Comb the records below for the string "this" and copy each line where it turns up.

▼

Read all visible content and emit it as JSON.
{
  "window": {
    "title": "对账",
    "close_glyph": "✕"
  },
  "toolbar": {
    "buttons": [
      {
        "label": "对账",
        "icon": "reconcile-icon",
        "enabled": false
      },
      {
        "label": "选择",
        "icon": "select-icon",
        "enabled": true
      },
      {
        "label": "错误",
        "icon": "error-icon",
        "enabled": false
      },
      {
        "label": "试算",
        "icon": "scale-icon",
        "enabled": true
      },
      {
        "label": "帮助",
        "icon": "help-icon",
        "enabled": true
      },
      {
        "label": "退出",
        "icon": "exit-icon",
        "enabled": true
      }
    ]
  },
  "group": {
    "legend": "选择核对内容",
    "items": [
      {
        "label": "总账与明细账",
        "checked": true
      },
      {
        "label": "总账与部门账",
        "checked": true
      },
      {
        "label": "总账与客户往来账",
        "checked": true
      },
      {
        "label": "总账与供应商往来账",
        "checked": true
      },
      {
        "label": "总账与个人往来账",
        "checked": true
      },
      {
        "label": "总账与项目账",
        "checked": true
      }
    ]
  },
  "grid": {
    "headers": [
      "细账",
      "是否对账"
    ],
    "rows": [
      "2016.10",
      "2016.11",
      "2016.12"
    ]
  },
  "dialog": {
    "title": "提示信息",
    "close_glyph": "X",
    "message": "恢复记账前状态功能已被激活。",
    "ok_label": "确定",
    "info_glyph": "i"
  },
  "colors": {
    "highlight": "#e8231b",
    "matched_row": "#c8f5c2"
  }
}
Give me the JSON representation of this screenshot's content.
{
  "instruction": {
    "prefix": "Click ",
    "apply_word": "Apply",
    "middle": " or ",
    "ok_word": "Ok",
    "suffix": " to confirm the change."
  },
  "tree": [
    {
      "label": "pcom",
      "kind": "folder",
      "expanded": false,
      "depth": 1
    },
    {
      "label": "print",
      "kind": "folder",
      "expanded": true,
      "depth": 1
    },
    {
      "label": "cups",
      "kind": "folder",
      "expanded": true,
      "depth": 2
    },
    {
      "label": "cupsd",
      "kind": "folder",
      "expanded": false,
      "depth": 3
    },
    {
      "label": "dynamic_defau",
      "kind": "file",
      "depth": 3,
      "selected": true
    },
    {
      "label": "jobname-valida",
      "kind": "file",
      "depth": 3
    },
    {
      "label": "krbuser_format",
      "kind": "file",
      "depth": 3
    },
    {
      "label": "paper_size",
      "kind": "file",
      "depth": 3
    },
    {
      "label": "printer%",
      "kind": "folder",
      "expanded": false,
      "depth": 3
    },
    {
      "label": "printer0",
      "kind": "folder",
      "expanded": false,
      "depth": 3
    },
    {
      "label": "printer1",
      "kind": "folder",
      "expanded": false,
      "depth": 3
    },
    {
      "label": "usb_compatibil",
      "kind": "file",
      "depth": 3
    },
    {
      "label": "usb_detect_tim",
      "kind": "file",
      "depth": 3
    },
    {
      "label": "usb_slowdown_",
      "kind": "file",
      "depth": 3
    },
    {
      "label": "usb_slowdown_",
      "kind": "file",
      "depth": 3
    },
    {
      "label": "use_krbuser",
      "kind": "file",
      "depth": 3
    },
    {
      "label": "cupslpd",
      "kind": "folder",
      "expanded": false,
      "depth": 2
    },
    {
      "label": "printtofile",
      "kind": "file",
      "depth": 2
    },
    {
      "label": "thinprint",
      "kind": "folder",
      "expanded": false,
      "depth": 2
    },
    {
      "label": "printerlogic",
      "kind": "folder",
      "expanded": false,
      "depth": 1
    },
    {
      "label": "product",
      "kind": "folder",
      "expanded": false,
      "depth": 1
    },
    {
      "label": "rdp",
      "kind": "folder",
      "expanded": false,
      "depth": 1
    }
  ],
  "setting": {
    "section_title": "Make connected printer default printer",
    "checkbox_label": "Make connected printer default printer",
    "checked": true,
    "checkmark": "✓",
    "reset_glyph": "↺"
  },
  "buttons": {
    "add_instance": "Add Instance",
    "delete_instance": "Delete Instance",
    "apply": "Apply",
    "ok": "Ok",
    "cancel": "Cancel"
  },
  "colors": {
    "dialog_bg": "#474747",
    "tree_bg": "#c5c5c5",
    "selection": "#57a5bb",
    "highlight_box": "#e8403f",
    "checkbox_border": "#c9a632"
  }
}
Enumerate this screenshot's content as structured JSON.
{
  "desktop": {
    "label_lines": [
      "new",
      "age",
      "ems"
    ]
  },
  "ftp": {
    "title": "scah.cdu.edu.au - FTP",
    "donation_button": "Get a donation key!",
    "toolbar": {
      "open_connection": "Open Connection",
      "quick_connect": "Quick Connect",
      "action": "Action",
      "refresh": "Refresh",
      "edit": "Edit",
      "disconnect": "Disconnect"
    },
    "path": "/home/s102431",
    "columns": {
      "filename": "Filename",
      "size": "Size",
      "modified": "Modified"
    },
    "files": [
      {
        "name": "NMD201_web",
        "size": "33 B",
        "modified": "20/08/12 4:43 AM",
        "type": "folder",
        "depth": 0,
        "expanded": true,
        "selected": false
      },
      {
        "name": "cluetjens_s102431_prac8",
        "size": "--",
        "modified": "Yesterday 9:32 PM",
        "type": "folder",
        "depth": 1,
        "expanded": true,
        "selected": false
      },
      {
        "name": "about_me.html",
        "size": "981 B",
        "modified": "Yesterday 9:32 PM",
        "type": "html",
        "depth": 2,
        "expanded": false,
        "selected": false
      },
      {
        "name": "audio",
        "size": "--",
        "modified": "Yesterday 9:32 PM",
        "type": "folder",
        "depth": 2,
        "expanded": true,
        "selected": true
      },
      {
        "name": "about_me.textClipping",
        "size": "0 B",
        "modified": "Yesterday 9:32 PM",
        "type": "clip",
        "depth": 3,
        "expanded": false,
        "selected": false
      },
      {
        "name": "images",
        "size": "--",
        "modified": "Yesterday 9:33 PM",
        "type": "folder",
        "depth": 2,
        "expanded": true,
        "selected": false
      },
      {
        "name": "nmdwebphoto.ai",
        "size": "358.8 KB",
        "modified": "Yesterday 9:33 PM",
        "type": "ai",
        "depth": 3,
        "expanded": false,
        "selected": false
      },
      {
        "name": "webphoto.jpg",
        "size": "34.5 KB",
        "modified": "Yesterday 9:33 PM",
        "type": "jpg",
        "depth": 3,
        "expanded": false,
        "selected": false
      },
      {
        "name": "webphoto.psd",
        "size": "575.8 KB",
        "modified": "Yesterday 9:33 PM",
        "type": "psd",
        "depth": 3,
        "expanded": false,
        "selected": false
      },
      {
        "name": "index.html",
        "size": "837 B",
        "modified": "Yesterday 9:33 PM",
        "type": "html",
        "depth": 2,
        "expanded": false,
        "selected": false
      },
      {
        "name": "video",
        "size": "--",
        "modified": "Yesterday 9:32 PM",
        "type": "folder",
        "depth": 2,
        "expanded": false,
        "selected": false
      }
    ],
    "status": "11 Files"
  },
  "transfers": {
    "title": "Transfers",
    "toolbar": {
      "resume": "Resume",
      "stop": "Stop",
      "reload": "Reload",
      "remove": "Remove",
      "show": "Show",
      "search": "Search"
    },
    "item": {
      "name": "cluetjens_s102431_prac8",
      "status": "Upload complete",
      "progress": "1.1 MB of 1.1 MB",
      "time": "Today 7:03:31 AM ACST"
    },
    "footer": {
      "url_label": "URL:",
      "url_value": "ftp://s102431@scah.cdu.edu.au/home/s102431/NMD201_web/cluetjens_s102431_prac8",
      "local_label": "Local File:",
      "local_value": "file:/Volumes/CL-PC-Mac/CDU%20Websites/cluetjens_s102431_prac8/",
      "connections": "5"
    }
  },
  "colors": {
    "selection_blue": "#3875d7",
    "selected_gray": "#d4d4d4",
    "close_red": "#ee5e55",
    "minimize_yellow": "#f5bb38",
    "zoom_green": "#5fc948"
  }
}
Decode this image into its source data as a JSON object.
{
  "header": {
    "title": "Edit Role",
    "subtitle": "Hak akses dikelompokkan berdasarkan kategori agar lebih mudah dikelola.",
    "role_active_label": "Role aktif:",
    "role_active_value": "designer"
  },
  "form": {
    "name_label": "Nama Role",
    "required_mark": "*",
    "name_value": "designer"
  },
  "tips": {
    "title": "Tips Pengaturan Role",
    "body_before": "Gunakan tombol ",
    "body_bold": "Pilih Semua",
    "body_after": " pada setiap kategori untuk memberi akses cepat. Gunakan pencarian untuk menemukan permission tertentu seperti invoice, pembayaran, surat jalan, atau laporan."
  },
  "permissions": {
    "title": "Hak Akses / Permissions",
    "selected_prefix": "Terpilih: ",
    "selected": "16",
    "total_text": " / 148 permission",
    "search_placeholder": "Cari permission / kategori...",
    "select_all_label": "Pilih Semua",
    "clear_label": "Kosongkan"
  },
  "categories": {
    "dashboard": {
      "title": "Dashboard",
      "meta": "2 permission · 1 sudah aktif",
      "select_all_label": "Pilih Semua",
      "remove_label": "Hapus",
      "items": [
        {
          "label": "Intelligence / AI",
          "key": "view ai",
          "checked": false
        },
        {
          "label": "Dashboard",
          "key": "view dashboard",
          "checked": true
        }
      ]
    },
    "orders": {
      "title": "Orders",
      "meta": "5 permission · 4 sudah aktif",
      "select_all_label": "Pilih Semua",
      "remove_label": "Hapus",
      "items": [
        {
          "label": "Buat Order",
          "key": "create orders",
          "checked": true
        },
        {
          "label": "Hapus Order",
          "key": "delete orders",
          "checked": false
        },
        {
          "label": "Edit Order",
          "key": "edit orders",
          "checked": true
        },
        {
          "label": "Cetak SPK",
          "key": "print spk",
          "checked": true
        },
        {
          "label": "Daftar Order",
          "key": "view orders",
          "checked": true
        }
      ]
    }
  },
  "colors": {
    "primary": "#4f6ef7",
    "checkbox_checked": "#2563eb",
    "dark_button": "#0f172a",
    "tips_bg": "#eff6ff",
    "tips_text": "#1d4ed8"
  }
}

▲

Answer space ▸
Give me the JSON representation of this screenshot's content.
Enumerate this screenshot's content as structured JSON.
Decode this image into its source data as a JSON object.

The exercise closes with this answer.